_What needs to be done_: Copy the listing that follows exactly. Its pictures do not belong in the copy.

_Task inputs_:
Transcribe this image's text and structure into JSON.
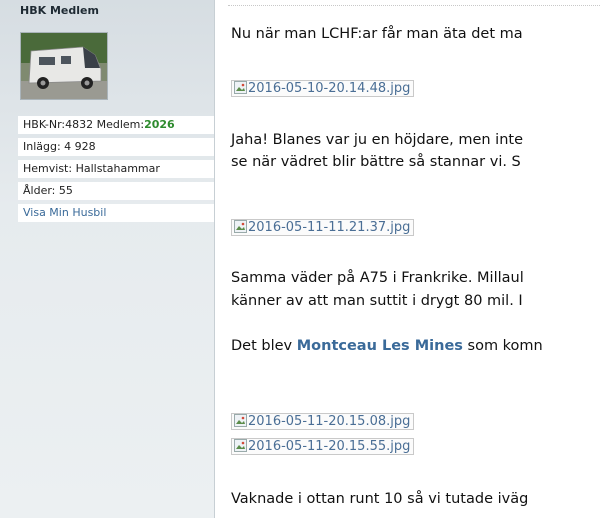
{
  "sidebar": {
    "rank": "HBK Medlem",
    "info": {
      "member": "HBK-Nr:4832 Medlem:",
      "member_year": "2026",
      "posts": "Inlägg: 4 928",
      "home": "Hemvist: Hallstahammar",
      "age": "Ålder: 55",
      "link": "Visa Min Husbil"
    }
  },
  "post": {
    "line1": "Nu när man LCHF:ar får man äta det ma",
    "img1": "2016-05-10-20.14.48.jpg",
    "line2a": "Jaha! Blanes var ju en höjdare, men inte",
    "line2b": "se när vädret blir bättre så stannar vi. S",
    "img2": "2016-05-11-11.21.37.jpg",
    "line3a": "Samma väder på A75 i Frankrike. Millaul",
    "line3b": "känner av att man suttit i drygt 80 mil. I",
    "line4_pre": "Det blev ",
    "line4_link": "Montceau Les Mines",
    "line4_post": " som komn",
    "img3": "2016-05-11-20.15.08.jpg",
    "img4": "2016-05-11-20.15.55.jpg",
    "line5": "Vaknade i ottan runt 10 så vi tutade iväg"
  }
}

_Completed task_:
Transcribe this image's text and structure into JSON.
{
  "sidebar": {
    "rank": "HBK Medlem",
    "info": {
      "member": "HBK-Nr:4832 Medlem:",
      "member_year": "2026",
      "posts": "Inlägg: 4 928",
      "home": "Hemvist: Hallstahammar",
      "age": "Ålder: 55",
      "link": "Visa Min Husbil"
    }
  },
  "post": {
    "line1": "Nu när man LCHF:ar får man äta det ma",
    "img1": "2016-05-10-20.14.48.jpg",
    "line2a": "Jaha! Blanes var ju en höjdare, men inte",
    "line2b": "se när vädret blir bättre så stannar vi. S",
    "img2": "2016-05-11-11.21.37.jpg",
    "line3a": "Samma väder på A75 i Frankrike. Millaul",
    "line3b": "känner av att man suttit i drygt 80 mil. I",
    "line4_pre": "Det blev ",
    "line4_link": "Montceau Les Mines",
    "line4_post": " som komn",
    "img3": "2016-05-11-20.15.08.jpg",
    "img4": "2016-05-11-20.15.55.jpg",
    "line5": "Vaknade i ottan runt 10 så vi tutade iväg"
  }
}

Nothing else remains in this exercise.